The result was the Germans attacking Paris from the north, rather then from behind. The retreat signaled the end of any hope of completing the Schlieffen Plan. The enemy's left flank has been pushed back far towards the frontier while their right remains near the Middle Vistula. The underlying principle remained the same until August 1914. The large size of the armies also made the job of the quartermasters i. The plan called for sending 91% of the German troops to France and 9% to Russia.

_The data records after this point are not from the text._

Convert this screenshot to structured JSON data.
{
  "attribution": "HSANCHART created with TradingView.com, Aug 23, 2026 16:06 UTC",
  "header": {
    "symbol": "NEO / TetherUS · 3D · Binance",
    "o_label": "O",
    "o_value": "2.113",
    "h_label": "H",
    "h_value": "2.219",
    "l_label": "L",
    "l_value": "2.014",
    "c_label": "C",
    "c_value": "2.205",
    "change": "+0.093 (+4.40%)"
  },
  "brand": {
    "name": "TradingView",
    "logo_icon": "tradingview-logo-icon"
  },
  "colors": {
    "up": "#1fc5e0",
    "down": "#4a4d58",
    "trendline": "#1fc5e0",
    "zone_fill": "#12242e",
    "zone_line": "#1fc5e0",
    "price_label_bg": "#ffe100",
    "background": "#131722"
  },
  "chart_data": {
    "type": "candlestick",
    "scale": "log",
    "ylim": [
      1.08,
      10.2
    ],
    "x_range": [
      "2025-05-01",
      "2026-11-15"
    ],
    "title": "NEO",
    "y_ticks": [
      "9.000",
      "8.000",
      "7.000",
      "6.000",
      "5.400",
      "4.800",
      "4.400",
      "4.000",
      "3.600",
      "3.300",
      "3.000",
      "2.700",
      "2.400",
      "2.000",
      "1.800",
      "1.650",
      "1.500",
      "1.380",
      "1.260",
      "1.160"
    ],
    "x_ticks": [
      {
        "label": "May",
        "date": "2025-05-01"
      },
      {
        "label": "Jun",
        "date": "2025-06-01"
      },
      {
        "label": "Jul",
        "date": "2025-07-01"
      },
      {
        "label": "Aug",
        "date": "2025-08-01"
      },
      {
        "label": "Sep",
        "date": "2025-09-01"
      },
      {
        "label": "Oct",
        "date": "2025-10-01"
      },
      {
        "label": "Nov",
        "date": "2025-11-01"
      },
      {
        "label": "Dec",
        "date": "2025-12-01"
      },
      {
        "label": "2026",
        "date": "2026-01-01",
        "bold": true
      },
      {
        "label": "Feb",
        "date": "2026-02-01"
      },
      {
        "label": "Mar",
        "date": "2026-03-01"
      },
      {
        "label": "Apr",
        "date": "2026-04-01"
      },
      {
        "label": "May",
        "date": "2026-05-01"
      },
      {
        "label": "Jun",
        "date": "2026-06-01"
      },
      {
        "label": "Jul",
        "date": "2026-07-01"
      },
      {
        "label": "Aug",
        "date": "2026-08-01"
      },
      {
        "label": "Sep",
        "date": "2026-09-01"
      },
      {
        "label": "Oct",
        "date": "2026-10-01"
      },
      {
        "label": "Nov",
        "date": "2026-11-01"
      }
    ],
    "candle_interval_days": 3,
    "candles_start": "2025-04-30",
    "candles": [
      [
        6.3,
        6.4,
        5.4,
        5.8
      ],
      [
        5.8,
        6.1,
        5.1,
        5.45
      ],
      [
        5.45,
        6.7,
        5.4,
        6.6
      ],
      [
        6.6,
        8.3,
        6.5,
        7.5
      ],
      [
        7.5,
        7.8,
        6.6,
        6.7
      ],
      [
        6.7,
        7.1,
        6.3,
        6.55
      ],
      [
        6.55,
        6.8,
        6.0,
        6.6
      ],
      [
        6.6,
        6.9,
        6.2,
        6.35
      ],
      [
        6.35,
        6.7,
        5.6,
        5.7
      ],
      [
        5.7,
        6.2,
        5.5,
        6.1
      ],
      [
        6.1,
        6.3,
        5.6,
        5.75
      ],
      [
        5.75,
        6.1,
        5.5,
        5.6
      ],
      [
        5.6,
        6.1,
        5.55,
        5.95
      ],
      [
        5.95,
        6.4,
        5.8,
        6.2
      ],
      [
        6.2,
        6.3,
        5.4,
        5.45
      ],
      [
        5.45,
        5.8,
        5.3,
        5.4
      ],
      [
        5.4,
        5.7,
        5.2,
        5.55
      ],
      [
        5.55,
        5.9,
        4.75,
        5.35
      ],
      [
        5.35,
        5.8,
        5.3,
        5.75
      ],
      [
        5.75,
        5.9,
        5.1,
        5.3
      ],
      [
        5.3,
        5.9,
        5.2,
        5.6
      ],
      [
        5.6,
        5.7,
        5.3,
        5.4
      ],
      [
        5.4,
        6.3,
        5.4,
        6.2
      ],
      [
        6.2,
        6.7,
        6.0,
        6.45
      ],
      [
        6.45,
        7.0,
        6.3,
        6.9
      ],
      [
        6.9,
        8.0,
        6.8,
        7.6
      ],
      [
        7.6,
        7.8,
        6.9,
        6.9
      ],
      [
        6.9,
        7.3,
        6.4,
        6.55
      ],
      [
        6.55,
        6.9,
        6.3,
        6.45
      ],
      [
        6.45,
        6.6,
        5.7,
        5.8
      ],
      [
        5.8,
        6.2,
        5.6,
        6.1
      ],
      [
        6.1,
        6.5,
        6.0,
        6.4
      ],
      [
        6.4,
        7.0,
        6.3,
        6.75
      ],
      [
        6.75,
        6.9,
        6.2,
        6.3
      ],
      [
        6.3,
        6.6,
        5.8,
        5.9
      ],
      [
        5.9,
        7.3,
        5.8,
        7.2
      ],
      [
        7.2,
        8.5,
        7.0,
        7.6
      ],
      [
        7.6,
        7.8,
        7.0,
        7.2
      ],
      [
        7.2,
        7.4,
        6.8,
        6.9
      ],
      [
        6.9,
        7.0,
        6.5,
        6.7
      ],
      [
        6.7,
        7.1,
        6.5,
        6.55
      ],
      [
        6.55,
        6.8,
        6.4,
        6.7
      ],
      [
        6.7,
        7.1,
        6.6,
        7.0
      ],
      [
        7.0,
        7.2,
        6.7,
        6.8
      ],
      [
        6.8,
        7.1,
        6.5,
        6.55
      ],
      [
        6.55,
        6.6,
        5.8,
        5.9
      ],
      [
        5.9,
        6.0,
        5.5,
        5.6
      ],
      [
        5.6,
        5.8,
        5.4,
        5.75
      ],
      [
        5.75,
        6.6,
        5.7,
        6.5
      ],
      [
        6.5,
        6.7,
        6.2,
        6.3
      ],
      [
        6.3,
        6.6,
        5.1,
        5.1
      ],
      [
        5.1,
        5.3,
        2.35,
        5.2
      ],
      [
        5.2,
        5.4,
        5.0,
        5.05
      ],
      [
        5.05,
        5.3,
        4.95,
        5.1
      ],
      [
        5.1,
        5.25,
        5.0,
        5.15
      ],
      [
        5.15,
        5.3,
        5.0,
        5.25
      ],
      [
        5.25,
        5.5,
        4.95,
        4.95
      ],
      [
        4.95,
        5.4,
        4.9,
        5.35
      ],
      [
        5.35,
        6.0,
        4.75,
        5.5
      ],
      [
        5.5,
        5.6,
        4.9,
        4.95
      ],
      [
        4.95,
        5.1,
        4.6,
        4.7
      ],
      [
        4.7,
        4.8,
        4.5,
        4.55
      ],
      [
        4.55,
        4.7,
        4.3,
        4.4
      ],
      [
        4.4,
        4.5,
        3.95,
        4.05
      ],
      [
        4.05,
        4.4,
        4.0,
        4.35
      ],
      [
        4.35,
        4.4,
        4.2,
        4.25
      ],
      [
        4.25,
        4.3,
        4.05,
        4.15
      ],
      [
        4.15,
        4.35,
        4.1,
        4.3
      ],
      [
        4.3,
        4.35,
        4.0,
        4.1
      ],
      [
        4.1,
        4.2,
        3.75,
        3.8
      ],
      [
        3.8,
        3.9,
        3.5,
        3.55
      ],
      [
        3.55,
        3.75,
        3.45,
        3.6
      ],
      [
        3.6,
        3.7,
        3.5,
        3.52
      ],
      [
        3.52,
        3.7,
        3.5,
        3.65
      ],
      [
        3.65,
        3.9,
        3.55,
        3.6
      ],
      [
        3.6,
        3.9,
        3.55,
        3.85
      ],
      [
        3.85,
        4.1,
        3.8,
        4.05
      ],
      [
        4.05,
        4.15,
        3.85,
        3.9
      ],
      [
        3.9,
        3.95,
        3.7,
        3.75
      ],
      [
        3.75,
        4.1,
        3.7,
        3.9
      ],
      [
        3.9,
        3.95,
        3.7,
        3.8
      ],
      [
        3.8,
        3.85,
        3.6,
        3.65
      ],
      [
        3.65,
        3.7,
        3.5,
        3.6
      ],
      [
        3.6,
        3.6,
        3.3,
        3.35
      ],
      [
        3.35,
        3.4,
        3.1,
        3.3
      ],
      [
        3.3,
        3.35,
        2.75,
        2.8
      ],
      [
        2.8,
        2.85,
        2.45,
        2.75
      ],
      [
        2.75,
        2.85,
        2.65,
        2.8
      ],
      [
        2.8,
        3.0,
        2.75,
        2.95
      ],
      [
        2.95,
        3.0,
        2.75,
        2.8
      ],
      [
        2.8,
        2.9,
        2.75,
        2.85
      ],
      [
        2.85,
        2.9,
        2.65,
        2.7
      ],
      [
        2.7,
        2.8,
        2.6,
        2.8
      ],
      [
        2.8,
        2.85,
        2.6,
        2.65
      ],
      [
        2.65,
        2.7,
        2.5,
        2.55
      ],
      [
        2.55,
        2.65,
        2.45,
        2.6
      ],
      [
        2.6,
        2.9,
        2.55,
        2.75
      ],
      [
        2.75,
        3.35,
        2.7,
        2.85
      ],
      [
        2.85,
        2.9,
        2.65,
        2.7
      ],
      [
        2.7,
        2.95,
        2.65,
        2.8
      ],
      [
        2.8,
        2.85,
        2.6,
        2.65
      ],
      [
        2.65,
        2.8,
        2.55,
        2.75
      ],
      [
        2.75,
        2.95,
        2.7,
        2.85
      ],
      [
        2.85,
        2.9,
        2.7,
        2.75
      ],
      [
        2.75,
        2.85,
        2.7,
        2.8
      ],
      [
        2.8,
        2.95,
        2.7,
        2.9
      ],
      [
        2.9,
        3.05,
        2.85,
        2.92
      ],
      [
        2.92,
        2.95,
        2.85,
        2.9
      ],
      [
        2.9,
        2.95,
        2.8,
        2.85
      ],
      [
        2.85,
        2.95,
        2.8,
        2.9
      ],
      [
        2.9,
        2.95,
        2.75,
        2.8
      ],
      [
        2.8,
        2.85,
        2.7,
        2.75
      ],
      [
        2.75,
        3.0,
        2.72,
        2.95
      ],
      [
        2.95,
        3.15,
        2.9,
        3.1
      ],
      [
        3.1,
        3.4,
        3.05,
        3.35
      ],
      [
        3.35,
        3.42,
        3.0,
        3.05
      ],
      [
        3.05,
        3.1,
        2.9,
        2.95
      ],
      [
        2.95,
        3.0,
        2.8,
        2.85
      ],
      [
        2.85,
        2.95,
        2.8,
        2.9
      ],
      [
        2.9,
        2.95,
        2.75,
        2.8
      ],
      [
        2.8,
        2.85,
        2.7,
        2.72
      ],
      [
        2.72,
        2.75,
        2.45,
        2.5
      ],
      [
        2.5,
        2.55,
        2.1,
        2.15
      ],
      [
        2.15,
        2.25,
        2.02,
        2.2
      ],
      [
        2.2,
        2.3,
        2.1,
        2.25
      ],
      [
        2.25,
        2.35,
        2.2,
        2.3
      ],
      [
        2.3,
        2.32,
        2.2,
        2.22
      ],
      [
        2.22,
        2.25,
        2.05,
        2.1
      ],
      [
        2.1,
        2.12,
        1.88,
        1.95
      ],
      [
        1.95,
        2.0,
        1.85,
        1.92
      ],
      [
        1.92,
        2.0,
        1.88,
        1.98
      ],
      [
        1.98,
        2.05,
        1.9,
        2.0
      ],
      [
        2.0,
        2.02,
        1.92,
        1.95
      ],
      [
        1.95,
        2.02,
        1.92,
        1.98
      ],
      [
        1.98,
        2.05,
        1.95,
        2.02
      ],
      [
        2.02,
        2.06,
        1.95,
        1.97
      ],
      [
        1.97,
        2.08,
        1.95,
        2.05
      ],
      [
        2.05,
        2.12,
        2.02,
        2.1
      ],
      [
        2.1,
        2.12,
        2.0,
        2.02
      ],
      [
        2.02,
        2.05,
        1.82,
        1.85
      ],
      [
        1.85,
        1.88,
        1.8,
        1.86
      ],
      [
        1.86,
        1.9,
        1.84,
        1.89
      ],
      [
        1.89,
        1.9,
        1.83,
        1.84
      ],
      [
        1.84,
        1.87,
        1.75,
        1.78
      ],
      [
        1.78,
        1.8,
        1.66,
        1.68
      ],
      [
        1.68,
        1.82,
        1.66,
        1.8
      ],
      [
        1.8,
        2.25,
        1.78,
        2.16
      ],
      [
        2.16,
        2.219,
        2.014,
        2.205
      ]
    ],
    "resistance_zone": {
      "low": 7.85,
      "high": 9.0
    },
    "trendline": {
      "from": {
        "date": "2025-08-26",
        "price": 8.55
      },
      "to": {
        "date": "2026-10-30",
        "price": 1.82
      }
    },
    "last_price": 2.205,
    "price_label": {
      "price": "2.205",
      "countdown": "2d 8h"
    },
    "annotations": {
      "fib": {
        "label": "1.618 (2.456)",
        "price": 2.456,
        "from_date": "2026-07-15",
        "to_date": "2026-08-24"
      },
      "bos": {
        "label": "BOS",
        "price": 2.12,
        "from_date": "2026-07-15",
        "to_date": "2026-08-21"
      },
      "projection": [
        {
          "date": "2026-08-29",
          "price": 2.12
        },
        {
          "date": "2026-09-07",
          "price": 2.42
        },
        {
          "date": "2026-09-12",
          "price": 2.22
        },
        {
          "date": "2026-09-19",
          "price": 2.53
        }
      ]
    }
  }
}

Belgium army counter attack from Antwerp is defeated. This involved a rapid mobilization, and the bulk of the entire German army attacking through the western lowlands into northern France, where they would sweep round and attack Paris from behind its defences. Just a couple of quick points; I feel that the First Battle of the Marne was sufficiently close run that, given the contingencies of any military operation, the plan of the German offensive was not necessarily flawed; given the conditions, one would have to ask what sort of offensive operation would have been more likely to produce a German victory. Berlin puts the best possible construction on events but cannot pretend to a victory, and has to content itself with announcing minor advances. Mihiel earlier and used to consolidate the ground around Commercy, which was the rail hub extending north to Metz. Germany has nothing to lose by delaying declarations of war until 8 Aug 1914. It also required more troops on hand to attack than could be moved through the roads and railways of France.